> Exercise aim
Copy every line that contains the string "sneaker" from the entries below.

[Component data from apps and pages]
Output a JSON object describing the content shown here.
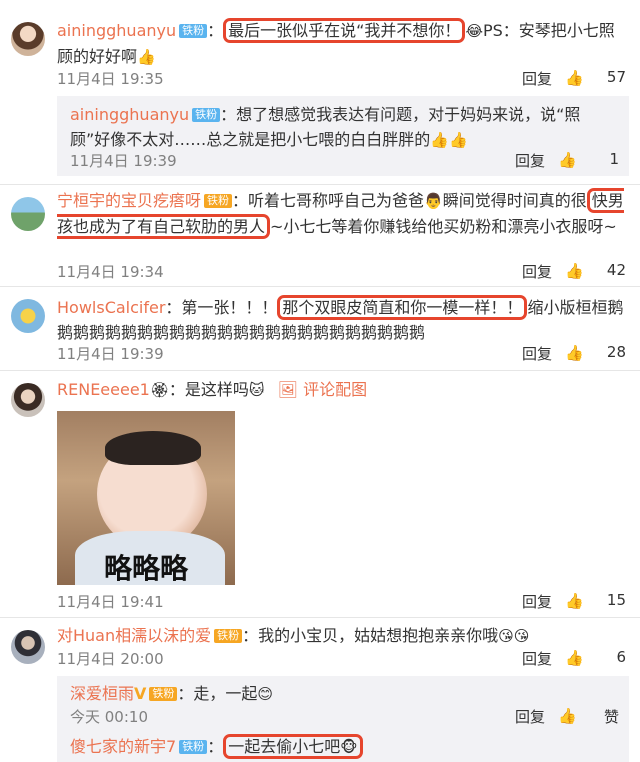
{
  "comments": [
    {
      "user": "ainingghuanyu",
      "badge": "铁粉",
      "sep": "：",
      "highlight": "最后一张似乎在说“我并不想你！",
      "rest": "PS：安琴把小七照顾的好好啊",
      "time": "11月4日 19:35",
      "reply": "回复",
      "likes": "57",
      "replies": [
        {
          "user": "ainingghuanyu",
          "badge": "铁粉",
          "text": "：想了想感觉我表达有问题，对于妈妈来说，说“照顾”好像不太对……总之就是把小七喂的白白胖胖的",
          "time": "11月4日 19:39",
          "reply": "回复",
          "likes": "1"
        }
      ]
    },
    {
      "user": "宁桓宇的宝贝疙瘩呀",
      "badge": "铁粉",
      "pre": "：听着七哥称呼自己为爸爸",
      "mid": "瞬间觉得时间真的很",
      "highlight": "快男孩也成为了有自己软肋的男人",
      "rest": "~小七七等着你赚钱给他买奶粉和漂亮小衣服呀~",
      "time": "11月4日 19:34",
      "reply": "回复",
      "likes": "42"
    },
    {
      "user": "HowlsCalcifer",
      "pre": "：第一张！！！",
      "highlight": "那个双眼皮简直和你一模一样！！",
      "rest": "缩小版桓桓鹅鹅鹅鹅鹅鹅鹅鹅鹅鹅鹅鹅鹅鹅鹅鹅鹅鹅鹅鹅鹅鹅鹅鹅",
      "time": "11月4日 19:39",
      "reply": "回复",
      "likes": "28"
    },
    {
      "user": "RENEeeee1",
      "pre": "：是这样吗",
      "link": "评论配图",
      "image_caption": "略略略",
      "time": "11月4日 19:41",
      "reply": "回复",
      "likes": "15"
    },
    {
      "user": "对Huan相濡以沫的爱",
      "badge": "铁粉",
      "pre": "：我的小宝贝，姑姑想抱抱亲亲你哦",
      "time": "11月4日 20:00",
      "reply": "回复",
      "likes": "6",
      "replies": [
        {
          "user": "深爱桓雨",
          "badge": "铁粉",
          "text": "：走，一起",
          "time": "今天 00:10",
          "reply": "回复",
          "likes": "赞"
        },
        {
          "user": "傻七家的新宇7",
          "badge": "铁粉",
          "highlight": "一起去偷小七吧",
          "sep": "："
        }
      ]
    }
  ]
}
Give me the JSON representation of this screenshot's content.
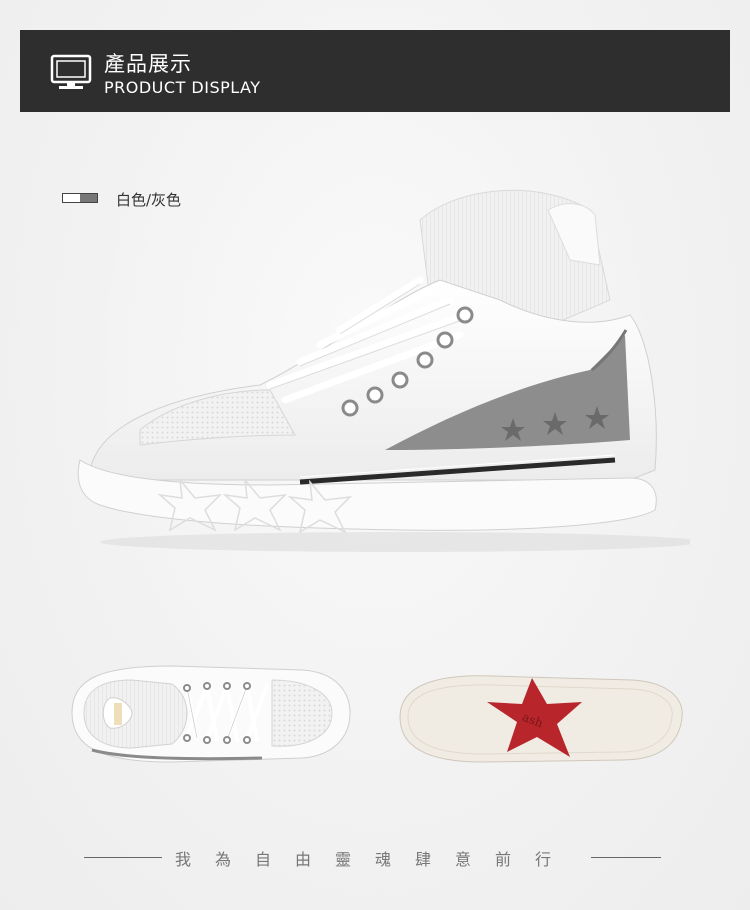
{
  "header": {
    "title": "產品展示",
    "subtitle": "PRODUCT DISPLAY",
    "icon": "monitor-icon"
  },
  "product": {
    "color_label": "白色/灰色",
    "swatch_colors": [
      "#ffffff",
      "#777777"
    ],
    "images": {
      "main": "side-view-sneaker",
      "top": "top-view-sneaker",
      "sole": "sole-view-sneaker"
    }
  },
  "footer": {
    "slogan": "我為自由靈魂肆意前行"
  },
  "colors": {
    "header_bg": "#2e2e2e",
    "accent_gray": "#8a8a8a",
    "sole_star_red": "#b8262c"
  }
}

> Task output
      "main": "side-view-sneaker",
      "top": "top-view-sneaker",
      "sole": "sole-view-sneaker"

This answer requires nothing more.